[Start of section]

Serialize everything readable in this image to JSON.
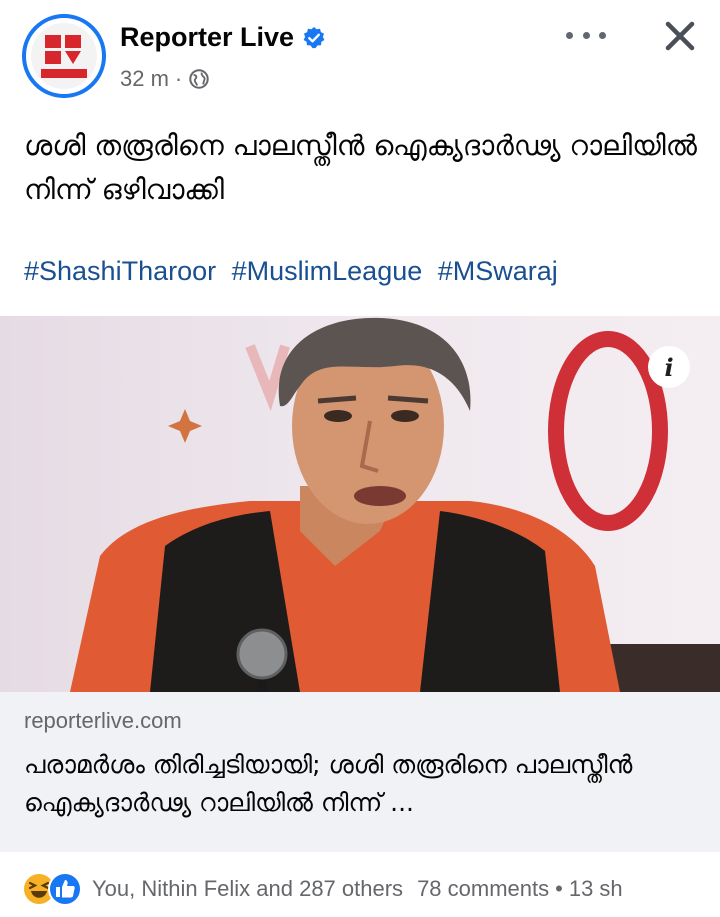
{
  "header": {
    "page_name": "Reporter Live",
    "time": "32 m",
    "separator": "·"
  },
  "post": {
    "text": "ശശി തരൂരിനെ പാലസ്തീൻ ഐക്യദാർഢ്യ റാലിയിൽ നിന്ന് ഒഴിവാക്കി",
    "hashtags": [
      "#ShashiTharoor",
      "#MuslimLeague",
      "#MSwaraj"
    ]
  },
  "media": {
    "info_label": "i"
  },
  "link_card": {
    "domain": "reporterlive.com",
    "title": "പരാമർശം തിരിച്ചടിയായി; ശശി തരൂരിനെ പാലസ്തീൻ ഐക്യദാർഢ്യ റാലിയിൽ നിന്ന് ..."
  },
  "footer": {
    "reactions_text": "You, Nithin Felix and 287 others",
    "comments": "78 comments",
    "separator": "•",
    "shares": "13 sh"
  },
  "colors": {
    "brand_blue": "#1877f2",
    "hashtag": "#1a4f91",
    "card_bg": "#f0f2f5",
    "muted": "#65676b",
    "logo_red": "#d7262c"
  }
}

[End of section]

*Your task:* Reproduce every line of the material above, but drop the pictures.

*Task output:*
Serialize everything readable in this image to JSON.
{
  "header": {
    "page_name": "Reporter Live",
    "time": "32 m",
    "separator": "·"
  },
  "post": {
    "text": "ശശി തരൂരിനെ പാലസ്തീൻ ഐക്യദാർഢ്യ റാലിയിൽ നിന്ന് ഒഴിവാക്കി",
    "hashtags": [
      "#ShashiTharoor",
      "#MuslimLeague",
      "#MSwaraj"
    ]
  },
  "media": {
    "info_label": "i"
  },
  "link_card": {
    "domain": "reporterlive.com",
    "title": "പരാമർശം തിരിച്ചടിയായി; ശശി തരൂരിനെ പാലസ്തീൻ ഐക്യദാർഢ്യ റാലിയിൽ നിന്ന് ..."
  },
  "footer": {
    "reactions_text": "You, Nithin Felix and 287 others",
    "comments": "78 comments",
    "separator": "•",
    "shares": "13 sh"
  },
  "colors": {
    "brand_blue": "#1877f2",
    "hashtag": "#1a4f91",
    "card_bg": "#f0f2f5",
    "muted": "#65676b",
    "logo_red": "#d7262c"
  }
}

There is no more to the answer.